If a privileged user is already stealing your data, however, it can be very hard to detect, considering that such malicious actions may be indistinguishable from everyday work. In this case, your best weapon is user action monitoring solutions. At the same time, the default logging capabilities of most business software and operating systems have their limitations, particularly when it comes to users with a high level of privileges.
The simpler and better way to detect malicious actions by privileged users is to employ user action monitoring solutions that are specifically designed to record any actions taken by such employees. Recordings allow you to quickly see all actions taken by a user in the original context, and thus determine whether these actions were malicious.
10. Keep an eye on third parties accessing your data
Nowadays, almost every company has a network of third parties working with it remotely. Remote employees, subcontractors, business partners, suppliers, and vendors – this is only a short list of people and companies that may access your data remotely. Third-party access not only provides a greater risk of insider attacks, but also opens the way for malware and malicious hackers to enter your system.
The best way to protect your sensitive data from any breaches via third-party access is to use temporary passwords. Temporary passwords allow you to limit the scope of access that third-party users have and allow you to make sure that you know who exactly connects to your network and why. User action monitoring should also be used in conjunction with one-time passwords in order to provide full logging of all user actions, allowing you to detect malicious activity and conduct investigations when necessary.
11. Be wary of phishing
It’s worth noting that insider threats don’t end with malicious employees. More often than not, well-meaning employees inadvertently help perpetrators by providing them with a way to get into your system. Perpetrators use phishing techniques such as spam emails and phone calls in order to find out information about employees, receive credentials from them, or infect systems with malware. Phishing has seen somewhat of a resurgence in recent years, and today companies are drowning in spam emails containing malicious links.

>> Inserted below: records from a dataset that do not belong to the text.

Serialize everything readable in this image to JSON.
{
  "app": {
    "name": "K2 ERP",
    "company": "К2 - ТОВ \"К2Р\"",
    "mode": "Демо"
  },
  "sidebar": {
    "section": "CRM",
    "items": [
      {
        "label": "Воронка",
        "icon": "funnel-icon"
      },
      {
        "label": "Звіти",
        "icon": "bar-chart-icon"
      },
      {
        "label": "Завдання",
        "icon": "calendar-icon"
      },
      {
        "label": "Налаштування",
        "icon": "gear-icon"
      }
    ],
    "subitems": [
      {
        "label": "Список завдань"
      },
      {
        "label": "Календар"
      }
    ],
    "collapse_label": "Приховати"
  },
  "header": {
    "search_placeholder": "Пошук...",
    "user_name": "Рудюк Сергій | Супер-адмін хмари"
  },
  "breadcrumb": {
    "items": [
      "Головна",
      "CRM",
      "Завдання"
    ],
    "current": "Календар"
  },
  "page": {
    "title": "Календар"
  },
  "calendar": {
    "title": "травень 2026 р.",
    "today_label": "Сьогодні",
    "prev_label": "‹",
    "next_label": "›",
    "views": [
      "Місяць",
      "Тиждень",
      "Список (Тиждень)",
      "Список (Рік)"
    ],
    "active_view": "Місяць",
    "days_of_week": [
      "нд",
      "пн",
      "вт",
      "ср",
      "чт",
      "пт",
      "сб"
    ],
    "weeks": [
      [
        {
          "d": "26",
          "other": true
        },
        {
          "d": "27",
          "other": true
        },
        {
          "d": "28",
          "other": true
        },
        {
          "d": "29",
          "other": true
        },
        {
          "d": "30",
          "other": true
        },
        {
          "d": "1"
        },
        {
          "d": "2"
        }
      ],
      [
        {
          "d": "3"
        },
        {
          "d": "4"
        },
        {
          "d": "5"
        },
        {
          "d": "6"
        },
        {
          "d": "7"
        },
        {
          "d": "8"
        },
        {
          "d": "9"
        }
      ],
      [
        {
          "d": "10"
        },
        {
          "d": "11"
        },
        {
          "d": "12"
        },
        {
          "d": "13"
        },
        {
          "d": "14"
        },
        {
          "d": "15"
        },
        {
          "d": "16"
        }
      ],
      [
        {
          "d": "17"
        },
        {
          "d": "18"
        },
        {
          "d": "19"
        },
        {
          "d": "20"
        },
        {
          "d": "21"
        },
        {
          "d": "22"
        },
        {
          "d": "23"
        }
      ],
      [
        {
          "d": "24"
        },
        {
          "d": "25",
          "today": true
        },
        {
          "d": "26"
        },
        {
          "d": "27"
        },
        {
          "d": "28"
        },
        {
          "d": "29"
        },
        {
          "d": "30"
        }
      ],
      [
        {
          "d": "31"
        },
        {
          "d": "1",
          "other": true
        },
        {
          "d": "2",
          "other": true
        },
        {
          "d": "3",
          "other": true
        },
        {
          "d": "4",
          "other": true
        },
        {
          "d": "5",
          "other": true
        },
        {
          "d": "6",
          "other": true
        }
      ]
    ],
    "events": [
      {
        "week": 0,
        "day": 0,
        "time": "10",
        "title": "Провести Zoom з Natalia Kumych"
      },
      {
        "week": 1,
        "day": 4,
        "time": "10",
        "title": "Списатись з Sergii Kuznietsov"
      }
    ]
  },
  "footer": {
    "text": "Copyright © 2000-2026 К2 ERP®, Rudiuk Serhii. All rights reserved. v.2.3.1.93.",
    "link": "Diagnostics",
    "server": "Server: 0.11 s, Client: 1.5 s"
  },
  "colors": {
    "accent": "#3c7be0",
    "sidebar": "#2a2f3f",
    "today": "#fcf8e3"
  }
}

So here’s what you need to do: get a properly configured spam filter and make sure that the most obvious spam is always blocked. Moreover, your employees need to be educated on the most popular phishing techniques and the best ways to deal with them in order to better protect themselves and your company’s data.
12. Raise employee awareness
Even if you have the best cyber security policies and procedures in place, your employees will ignore them in the name of convenience and productivity. Strict rule enforcement may make the situation better, but it doesn’t guarantee results and may even stress out your employees, costing you additional money.
The best way to deal with negligence and security mistakes by your employees is to educate them on why security matters. Raise awareness about cyber threats your company faces and how they affect the bottom line.
Make sure your employees know why certain measure are in place and why they’re important. Recruit them as part of your defenses, and you will see that the instances of negligence and mistakes will become less frequent. It’s much better to get your employees the proper training than to deal with a data breach caused by accidental actions.